The company fired Chris Smalls, the organizer of the Staten Island strike, based on the bogus claim that he violated quarantine restriction after coming into contact with a COVID-19 victim. Responding to the victimization, Detroit strike leader Mario Crippen told the Verge, “If I’m afraid of a little retaliation, then I’m not fighting for nobody. There has to be one person to stand up and fight for what’s right, and that’s got to be me. … they fired [Smalls] because he was standing up for what’s right. So, once I stand up for what’s right, you fire me, and then let’s say another building does a walkout, you fire them. What are you trying to hide, Amazon? What are you trying to hide?”

The strikes by Amazon, Instacart and Whole Foods workers deserve the support of the entire working class in the United States and internationally. There are millions of workers, including health care, logistics, grocery delivery workers and others, who are willing and able to provide a critical social service in the midst of this crisis. But these workers must be guaranteed living wages and a safe working environment.

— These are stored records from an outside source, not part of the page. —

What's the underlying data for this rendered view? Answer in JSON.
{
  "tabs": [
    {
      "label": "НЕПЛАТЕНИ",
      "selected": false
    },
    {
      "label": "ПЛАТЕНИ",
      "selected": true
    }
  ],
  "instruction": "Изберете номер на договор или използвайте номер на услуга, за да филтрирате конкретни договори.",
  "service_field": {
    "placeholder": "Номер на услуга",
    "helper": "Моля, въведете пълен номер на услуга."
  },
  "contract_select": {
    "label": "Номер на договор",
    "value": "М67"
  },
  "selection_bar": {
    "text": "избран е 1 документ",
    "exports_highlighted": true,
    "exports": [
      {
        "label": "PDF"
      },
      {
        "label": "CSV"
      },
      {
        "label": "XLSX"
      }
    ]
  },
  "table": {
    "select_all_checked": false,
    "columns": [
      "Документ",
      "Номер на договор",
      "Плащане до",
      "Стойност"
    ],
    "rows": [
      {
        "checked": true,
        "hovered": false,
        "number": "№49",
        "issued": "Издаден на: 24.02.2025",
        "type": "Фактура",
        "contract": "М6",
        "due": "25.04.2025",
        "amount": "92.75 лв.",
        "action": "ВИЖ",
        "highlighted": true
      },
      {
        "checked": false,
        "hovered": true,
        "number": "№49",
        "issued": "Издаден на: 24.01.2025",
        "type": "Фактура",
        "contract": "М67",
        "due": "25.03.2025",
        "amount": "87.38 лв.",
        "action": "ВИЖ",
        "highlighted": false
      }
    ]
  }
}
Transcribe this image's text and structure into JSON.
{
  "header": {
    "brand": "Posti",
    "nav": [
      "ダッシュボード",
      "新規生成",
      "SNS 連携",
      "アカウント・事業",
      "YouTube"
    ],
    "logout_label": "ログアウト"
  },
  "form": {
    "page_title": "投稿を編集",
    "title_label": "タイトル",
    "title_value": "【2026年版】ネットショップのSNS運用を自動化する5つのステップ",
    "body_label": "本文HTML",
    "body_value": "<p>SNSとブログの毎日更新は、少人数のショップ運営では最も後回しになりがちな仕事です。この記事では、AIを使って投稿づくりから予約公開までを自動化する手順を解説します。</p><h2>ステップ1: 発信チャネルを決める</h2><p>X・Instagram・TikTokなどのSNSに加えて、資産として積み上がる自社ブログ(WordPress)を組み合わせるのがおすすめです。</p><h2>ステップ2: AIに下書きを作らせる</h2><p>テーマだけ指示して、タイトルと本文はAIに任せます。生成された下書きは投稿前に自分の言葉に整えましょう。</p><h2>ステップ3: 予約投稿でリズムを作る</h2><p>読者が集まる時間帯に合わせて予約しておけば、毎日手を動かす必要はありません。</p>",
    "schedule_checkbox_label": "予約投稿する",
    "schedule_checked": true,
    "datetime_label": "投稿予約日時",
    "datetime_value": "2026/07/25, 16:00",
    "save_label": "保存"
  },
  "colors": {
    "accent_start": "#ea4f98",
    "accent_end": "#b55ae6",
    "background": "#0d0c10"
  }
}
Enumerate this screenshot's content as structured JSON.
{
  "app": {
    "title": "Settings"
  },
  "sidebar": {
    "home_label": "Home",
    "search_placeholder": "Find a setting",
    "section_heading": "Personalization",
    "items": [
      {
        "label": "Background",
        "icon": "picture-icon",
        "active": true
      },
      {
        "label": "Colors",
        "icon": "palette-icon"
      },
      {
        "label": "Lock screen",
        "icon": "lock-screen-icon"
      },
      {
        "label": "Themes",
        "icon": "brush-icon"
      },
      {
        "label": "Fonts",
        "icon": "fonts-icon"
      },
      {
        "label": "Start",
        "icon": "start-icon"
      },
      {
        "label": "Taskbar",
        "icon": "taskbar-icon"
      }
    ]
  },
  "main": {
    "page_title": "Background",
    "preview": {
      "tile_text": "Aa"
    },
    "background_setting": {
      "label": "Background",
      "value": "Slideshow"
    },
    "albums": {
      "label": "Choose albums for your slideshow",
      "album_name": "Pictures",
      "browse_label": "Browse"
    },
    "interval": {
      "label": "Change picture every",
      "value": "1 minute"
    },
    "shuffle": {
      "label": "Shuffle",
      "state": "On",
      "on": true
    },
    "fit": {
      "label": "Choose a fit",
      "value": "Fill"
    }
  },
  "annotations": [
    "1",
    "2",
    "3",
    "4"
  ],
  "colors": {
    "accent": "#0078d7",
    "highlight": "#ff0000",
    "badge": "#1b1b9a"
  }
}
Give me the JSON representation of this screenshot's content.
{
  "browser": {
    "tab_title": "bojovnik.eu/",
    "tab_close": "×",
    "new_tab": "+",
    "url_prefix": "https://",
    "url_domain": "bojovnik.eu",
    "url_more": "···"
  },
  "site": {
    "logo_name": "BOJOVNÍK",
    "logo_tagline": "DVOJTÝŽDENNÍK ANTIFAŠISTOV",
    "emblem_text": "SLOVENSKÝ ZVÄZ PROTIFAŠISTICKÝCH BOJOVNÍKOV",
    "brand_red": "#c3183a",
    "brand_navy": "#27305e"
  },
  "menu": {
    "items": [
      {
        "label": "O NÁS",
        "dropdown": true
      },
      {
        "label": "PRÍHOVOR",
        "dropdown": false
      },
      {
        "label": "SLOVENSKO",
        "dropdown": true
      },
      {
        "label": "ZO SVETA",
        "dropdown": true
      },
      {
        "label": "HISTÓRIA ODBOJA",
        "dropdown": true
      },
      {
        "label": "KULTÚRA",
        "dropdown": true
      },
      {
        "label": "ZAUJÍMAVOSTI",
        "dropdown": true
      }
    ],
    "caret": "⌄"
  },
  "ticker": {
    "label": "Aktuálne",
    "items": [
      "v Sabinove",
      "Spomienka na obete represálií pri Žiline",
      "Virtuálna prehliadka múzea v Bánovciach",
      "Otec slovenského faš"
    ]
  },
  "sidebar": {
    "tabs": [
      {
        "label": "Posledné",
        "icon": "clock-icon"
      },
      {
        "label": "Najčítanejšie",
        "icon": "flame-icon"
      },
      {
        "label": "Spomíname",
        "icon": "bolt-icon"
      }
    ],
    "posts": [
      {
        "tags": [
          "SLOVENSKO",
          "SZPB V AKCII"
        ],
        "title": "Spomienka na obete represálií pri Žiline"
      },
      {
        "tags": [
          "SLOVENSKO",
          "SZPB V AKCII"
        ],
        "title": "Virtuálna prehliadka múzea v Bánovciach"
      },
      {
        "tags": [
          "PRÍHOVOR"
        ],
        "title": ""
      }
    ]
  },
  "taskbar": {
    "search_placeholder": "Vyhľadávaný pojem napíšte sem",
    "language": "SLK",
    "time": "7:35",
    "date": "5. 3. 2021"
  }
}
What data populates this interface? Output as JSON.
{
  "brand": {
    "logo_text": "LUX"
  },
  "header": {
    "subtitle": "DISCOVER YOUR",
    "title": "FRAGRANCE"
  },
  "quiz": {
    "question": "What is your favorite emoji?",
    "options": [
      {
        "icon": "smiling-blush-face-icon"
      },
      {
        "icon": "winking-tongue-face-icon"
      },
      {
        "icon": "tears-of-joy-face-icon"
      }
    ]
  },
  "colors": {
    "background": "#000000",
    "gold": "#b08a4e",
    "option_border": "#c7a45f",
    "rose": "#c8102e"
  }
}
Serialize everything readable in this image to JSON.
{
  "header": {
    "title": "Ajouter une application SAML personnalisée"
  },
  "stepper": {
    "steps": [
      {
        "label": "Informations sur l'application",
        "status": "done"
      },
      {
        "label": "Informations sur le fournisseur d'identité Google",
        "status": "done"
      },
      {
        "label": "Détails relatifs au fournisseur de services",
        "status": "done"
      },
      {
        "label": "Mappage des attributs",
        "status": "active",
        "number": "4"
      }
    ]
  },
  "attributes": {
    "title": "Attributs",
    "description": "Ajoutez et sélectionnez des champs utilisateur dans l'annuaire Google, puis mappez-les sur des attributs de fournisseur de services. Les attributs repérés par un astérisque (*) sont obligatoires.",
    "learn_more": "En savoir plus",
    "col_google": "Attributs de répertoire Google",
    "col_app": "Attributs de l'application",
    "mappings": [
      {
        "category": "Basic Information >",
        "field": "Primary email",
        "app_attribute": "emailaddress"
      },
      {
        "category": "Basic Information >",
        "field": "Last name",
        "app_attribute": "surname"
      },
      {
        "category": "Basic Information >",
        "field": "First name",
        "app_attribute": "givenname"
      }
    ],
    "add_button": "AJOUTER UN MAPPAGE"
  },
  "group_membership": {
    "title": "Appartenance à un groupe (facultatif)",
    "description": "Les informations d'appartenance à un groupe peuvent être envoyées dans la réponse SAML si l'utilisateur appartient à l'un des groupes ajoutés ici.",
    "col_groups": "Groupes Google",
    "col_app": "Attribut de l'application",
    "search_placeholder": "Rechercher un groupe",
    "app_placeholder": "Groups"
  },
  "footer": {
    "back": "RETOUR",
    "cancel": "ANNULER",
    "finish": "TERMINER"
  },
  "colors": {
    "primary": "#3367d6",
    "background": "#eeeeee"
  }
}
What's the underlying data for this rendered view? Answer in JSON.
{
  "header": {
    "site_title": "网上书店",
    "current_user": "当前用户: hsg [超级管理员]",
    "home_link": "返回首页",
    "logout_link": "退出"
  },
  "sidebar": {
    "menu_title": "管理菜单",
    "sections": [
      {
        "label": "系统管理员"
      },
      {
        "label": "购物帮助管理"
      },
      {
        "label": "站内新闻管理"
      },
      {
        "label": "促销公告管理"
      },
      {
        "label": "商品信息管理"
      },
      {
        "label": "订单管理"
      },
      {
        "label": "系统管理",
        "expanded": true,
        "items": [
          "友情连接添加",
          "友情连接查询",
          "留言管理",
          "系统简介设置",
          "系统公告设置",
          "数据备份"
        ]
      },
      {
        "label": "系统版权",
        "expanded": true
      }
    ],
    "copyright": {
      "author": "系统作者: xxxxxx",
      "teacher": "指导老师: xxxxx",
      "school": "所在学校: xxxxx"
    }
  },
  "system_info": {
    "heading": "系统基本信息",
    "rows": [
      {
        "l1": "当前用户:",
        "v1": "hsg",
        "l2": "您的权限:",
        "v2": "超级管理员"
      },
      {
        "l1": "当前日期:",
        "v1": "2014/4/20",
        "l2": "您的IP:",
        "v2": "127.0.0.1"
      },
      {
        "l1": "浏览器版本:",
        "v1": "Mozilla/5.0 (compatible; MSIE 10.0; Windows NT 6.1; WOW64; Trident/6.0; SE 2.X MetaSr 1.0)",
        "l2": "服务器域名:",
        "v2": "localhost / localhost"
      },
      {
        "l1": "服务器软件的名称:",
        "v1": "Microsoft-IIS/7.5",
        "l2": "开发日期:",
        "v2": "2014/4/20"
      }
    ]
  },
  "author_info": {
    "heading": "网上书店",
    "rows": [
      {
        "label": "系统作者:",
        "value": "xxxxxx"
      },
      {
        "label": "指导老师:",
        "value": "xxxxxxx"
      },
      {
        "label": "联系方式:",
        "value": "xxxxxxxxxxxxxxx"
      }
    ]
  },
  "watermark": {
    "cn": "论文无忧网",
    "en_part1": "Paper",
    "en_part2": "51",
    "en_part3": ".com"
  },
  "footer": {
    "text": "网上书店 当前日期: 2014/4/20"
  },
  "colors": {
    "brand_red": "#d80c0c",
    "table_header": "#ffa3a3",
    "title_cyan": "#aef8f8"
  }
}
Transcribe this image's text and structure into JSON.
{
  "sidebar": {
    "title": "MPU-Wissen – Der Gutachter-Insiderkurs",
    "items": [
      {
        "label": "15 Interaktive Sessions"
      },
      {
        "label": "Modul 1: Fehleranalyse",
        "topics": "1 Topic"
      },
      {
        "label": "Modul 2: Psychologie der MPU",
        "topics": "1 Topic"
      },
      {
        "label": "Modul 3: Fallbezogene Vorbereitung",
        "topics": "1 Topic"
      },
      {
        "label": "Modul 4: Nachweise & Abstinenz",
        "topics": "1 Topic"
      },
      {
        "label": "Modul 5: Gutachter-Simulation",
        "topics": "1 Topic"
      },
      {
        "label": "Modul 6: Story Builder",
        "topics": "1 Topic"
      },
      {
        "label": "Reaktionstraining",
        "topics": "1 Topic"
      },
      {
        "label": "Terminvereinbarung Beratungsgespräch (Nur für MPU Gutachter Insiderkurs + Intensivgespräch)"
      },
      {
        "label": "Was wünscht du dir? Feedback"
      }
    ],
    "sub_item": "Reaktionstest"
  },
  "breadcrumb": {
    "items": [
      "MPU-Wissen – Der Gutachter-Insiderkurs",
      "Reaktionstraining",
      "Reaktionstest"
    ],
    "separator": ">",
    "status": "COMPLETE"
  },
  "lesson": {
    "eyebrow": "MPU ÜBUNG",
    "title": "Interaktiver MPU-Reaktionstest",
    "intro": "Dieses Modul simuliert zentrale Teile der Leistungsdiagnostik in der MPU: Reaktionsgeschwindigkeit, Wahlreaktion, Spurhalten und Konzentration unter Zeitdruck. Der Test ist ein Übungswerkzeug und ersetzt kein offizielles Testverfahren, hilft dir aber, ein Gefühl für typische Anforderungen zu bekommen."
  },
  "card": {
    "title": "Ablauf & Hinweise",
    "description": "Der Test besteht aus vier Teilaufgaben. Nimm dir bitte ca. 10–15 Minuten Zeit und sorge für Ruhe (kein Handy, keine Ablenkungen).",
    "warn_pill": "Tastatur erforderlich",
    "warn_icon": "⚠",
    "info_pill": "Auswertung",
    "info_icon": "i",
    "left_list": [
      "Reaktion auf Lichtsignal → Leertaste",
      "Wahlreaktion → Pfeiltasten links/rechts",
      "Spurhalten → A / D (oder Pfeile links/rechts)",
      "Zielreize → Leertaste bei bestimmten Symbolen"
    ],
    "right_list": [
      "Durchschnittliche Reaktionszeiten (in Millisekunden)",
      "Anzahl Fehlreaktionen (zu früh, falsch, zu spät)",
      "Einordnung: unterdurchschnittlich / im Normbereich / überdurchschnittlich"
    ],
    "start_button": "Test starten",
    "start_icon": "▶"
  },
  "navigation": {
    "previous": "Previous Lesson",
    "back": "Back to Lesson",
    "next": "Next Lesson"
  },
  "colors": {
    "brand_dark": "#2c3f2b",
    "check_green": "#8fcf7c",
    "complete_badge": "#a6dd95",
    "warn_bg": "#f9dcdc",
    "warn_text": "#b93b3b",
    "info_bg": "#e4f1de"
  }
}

The Socialist Equality Party urges workers to form rank-and-file workplace committees, democratically controlled by workers themselves, to oversee working conditions and ensure the defense of workers’ interests. No confidence can be placed in the trade unions, which are arms of corporate management that have done nothing to secure the safety of workers. Rank-and-file committees, working with medical professionals at every workplace, must ensure the safety of all workers.

The SEP insists that rather than being bailed out, the giant banks and corporations like Amazon be turned into publicly owned utilities, democratically controlled by the working class, with no compensation to the billionaire shareholders and corporate executives.

There is no reason why the distribution of food and other essential items should be run by Instacart, Amazon and other private corporations. This vital social service should instead be part of a centrally planned socialist economy, based on addressing social needs, not generating private profit.